Falling wreckage crashed into a house and set the building on fire.
Eight of those killed were aboard a Piper Navajo that took off from Lakehurst Naval Air Station, said Arlene Salac, spokeswoman for the Federal Aviation Administration.
Two people died on the second plane, a Piper Seminole from Northeast Philadelphia Airport, she said. That plane included a flight instructor and a student, Salac said.
Resident Antoinette Carnivale said she saw the planes collide.
"I saw smoke and flames and pieces coming down," she said.
Mary Miles, who lives in the same development as the house that was hit, heard the crash but didn't realize what it was.
"I thought it was thunder, and then I turned on the television and saw it was actually a plane crash," she said.
The couple who lived in the house that was struck escaped unharmed.
There was no immediate word if anyone on the ground was injured.
Fire extensively damaged the two-story, brick-front house in a suburban development about 10 miles south of Trenton.
Homeowner Ed Trzaskawka said he was getting ready for work when the plane hit the area of his garage.
"Another few feet and it would have been in my ear," Trzaskawka said. He said he and his wife Cathy ran out the back of the house.
"I grabbed the dog," Trzaskawka said.
An airplane tail section landed in a field several hundred yards form homes and what appeared to be a piece of a wing fell on the roof of a home.
The Piper Navajo was registered to Tigress Aviation, Inc. of California, Md., according to FAA spokesman John Clabes. FAA records show no accidents or incidents involving that plane, Clabes said.
"It's a very popular airplane," Clabes said.

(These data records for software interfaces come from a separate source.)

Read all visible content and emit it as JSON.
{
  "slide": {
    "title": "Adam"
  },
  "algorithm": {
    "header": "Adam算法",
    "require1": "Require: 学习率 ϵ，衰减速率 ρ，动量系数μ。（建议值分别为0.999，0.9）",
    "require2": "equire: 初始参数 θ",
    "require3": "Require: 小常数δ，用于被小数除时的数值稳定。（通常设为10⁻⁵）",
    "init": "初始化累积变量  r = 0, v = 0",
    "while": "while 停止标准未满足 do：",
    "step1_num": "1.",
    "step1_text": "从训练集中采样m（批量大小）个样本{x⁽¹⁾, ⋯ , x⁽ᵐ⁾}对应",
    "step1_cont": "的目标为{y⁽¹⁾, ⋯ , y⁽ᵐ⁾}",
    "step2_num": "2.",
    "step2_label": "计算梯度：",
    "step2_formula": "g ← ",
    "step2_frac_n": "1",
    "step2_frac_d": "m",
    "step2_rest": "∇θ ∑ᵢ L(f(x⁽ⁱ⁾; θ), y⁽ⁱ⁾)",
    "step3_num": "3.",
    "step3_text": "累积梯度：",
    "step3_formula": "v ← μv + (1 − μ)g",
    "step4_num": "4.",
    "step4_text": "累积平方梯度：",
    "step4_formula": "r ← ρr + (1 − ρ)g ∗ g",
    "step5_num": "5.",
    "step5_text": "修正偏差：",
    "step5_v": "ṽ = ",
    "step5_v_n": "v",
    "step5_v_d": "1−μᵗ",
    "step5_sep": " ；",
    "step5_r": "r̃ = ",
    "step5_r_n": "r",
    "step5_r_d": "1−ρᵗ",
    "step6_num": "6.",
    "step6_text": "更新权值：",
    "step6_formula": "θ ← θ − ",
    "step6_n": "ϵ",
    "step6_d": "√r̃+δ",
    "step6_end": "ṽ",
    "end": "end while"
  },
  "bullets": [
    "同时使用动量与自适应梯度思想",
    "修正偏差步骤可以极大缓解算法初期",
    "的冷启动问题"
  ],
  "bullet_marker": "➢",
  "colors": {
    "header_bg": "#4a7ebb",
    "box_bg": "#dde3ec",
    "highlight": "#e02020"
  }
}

Two small twin-engine planes collided in midair over a New Jersey suburb Wednesday, killing three people and sending one of the aircraft crashing into a home, federal authorities said.
The mishap occurred shortly after 8 a.m. EDT in Burlington Township, which lies along the Delaware River about midway between Trenton and Philadelphia.
There was no immediate word on the flights' origins or destinations.
But the FAA confirmed that the two planes had collided, and said the three people killed were all believed to be from the aircraft. Burlington Township police said a married couple in the home was not injured.
"We don't have any reported fatalities on the ground. That would mean these would have to be from the aircraft. We just don't know yet from which aircraft," said FAA spokeswoman Arlene Salac.
One of the planes was a Piper Navajo PA-31 registered to Tygress Air Inc. of California, Maryland, the FAA said. The second plane was believed to be a Piper Seminole PA-44 but its registration was not immediately known.
News footage broadcast on local television showed firefighters dousing a large upscale suburban home with a shattered and charred roof, while the crumpled white fuselage of a small plane lay in a nearby field.
The FAA said investigators from the National Transportation Safety Board were on their way to the site from a regional office in Parsippany, New Jersey.